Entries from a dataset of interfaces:
--- START ---

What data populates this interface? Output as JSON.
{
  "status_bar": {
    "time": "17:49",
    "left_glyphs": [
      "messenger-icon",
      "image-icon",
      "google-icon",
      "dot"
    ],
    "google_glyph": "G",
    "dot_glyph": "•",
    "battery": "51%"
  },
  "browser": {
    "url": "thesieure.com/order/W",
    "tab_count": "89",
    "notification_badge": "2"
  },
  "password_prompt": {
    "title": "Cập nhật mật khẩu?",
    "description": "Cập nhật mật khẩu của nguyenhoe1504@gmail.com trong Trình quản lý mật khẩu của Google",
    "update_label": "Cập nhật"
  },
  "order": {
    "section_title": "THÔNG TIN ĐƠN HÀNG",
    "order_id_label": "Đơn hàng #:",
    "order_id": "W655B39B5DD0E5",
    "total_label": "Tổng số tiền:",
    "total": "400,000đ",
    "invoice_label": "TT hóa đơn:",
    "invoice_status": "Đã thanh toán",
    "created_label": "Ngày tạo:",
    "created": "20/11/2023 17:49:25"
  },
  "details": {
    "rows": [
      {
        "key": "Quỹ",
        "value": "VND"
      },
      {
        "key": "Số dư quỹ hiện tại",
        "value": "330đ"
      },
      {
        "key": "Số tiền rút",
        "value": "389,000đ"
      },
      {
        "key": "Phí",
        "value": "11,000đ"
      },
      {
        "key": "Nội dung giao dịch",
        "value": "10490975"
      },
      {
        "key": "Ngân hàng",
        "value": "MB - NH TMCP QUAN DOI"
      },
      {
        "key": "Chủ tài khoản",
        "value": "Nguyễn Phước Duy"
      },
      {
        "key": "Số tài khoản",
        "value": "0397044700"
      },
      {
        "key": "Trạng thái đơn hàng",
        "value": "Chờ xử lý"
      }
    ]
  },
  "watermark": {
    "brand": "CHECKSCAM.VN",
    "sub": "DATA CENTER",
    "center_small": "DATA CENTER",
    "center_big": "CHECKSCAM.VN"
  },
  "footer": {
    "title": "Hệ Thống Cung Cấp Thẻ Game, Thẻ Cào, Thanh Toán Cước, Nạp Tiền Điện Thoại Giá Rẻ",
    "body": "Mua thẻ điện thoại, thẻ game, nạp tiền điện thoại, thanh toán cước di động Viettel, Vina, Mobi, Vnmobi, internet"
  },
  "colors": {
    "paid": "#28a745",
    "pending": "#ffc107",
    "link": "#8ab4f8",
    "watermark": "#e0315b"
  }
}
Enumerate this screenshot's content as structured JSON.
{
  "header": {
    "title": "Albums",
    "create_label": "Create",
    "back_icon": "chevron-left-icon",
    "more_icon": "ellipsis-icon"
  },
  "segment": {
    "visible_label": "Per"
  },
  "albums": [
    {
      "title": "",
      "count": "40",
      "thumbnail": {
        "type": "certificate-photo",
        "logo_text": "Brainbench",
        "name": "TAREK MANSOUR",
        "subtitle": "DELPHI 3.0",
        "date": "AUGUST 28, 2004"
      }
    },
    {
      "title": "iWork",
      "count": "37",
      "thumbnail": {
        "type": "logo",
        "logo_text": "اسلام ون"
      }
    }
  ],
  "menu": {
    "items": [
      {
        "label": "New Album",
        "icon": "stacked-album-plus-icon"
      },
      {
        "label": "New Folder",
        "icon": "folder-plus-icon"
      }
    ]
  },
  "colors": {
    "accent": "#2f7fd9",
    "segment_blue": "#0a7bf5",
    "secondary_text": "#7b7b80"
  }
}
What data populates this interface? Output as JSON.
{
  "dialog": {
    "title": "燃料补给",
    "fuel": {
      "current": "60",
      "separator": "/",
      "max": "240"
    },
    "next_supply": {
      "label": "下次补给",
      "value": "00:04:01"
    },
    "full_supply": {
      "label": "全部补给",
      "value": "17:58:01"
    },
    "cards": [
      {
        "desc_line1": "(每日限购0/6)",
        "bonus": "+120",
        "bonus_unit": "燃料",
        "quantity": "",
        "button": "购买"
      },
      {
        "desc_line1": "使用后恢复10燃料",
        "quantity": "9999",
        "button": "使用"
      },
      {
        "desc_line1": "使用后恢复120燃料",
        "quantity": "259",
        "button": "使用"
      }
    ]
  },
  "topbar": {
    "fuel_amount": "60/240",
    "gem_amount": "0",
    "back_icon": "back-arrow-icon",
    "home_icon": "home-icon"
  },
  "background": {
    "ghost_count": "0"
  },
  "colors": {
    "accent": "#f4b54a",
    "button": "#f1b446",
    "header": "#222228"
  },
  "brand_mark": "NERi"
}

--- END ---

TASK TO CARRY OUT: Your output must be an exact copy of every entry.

ANSWER AREA:
What data populates this interface? Output as JSON.
{
  "status_bar": {
    "time": "17:49",
    "left_glyphs": [
      "messenger-icon",
      "image-icon",
      "google-icon",
      "dot"
    ],
    "google_glyph": "G",
    "dot_glyph": "•",
    "battery": "51%"
  },
  "browser": {
    "url": "thesieure.com/order/W",
    "tab_count": "89",
    "notification_badge": "2"
  },
  "password_prompt": {
    "title": "Cập nhật mật khẩu?",
    "description": "Cập nhật mật khẩu của nguyenhoe1504@gmail.com trong Trình quản lý mật khẩu của Google",
    "update_label": "Cập nhật"
  },
  "order": {
    "section_title": "THÔNG TIN ĐƠN HÀNG",
    "order_id_label": "Đơn hàng #:",
    "order_id": "W655B39B5DD0E5",
    "total_label": "Tổng số tiền:",
    "total": "400,000đ",
    "invoice_label": "TT hóa đơn:",
    "invoice_status": "Đã thanh toán",
    "created_label": "Ngày tạo:",
    "created": "20/11/2023 17:49:25"
  },
  "details": {
    "rows": [
      {
        "key": "Quỹ",
        "value": "VND"
      },
      {
        "key": "Số dư quỹ hiện tại",
        "value": "330đ"
      },
      {
        "key": "Số tiền rút",
        "value": "389,000đ"
      },
      {
        "key": "Phí",
        "value": "11,000đ"
      },
      {
        "key": "Nội dung giao dịch",
        "value": "10490975"
      },
      {
        "key": "Ngân hàng",
        "value": "MB - NH TMCP QUAN DOI"
      },
      {
        "key": "Chủ tài khoản",
        "value": "Nguyễn Phước Duy"
      },
      {
        "key": "Số tài khoản",
        "value": "0397044700"
      },
      {
        "key": "Trạng thái đơn hàng",
        "value": "Chờ xử lý"
      }
    ]
  },
  "watermark": {
    "brand": "CHECKSCAM.VN",
    "sub": "DATA CENTER",
    "center_small": "DATA CENTER",
    "center_big": "CHECKSCAM.VN"
  },
  "footer": {
    "title": "Hệ Thống Cung Cấp Thẻ Game, Thẻ Cào, Thanh Toán Cước, Nạp Tiền Điện Thoại Giá Rẻ",
    "body": "Mua thẻ điện thoại, thẻ game, nạp tiền điện thoại, thanh toán cước di động Viettel, Vina, Mobi, Vnmobi, internet"
  },
  "colors": {
    "paid": "#28a745",
    "pending": "#ffc107",
    "link": "#8ab4f8",
    "watermark": "#e0315b"
  }
}
Enumerate this screenshot's content as structured JSON.
{
  "header": {
    "title": "Albums",
    "create_label": "Create",
    "back_icon": "chevron-left-icon",
    "more_icon": "ellipsis-icon"
  },
  "segment": {
    "visible_label": "Per"
  },
  "albums": [
    {
      "title": "",
      "count": "40",
      "thumbnail": {
        "type": "certificate-photo",
        "logo_text": "Brainbench",
        "name": "TAREK MANSOUR",
        "subtitle": "DELPHI 3.0",
        "date": "AUGUST 28, 2004"
      }
    },
    {
      "title": "iWork",
      "count": "37",
      "thumbnail": {
        "type": "logo",
        "logo_text": "اسلام ون"
      }
    }
  ],
  "menu": {
    "items": [
      {
        "label": "New Album",
        "icon": "stacked-album-plus-icon"
      },
      {
        "label": "New Folder",
        "icon": "folder-plus-icon"
      }
    ]
  },
  "colors": {
    "accent": "#2f7fd9",
    "segment_blue": "#0a7bf5",
    "secondary_text": "#7b7b80"
  }
}
What data populates this interface? Output as JSON.
{
  "dialog": {
    "title": "燃料补给",
    "fuel": {
      "current": "60",
      "separator": "/",
      "max": "240"
    },
    "next_supply": {
      "label": "下次补给",
      "value": "00:04:01"
    },
    "full_supply": {
      "label": "全部补给",
      "value": "17:58:01"
    },
    "cards": [
      {
        "desc_line1": "(每日限购0/6)",
        "bonus": "+120",
        "bonus_unit": "燃料",
        "quantity": "",
        "button": "购买"
      },
      {
        "desc_line1": "使用后恢复10燃料",
        "quantity": "9999",
        "button": "使用"
      },
      {
        "desc_line1": "使用后恢复120燃料",
        "quantity": "259",
        "button": "使用"
      }
    ]
  },
  "topbar": {
    "fuel_amount": "60/240",
    "gem_amount": "0",
    "back_icon": "back-arrow-icon",
    "home_icon": "home-icon"
  },
  "background": {
    "ghost_count": "0"
  },
  "colors": {
    "accent": "#f4b54a",
    "button": "#f1b446",
    "header": "#222228"
  },
  "brand_mark": "NERi"
}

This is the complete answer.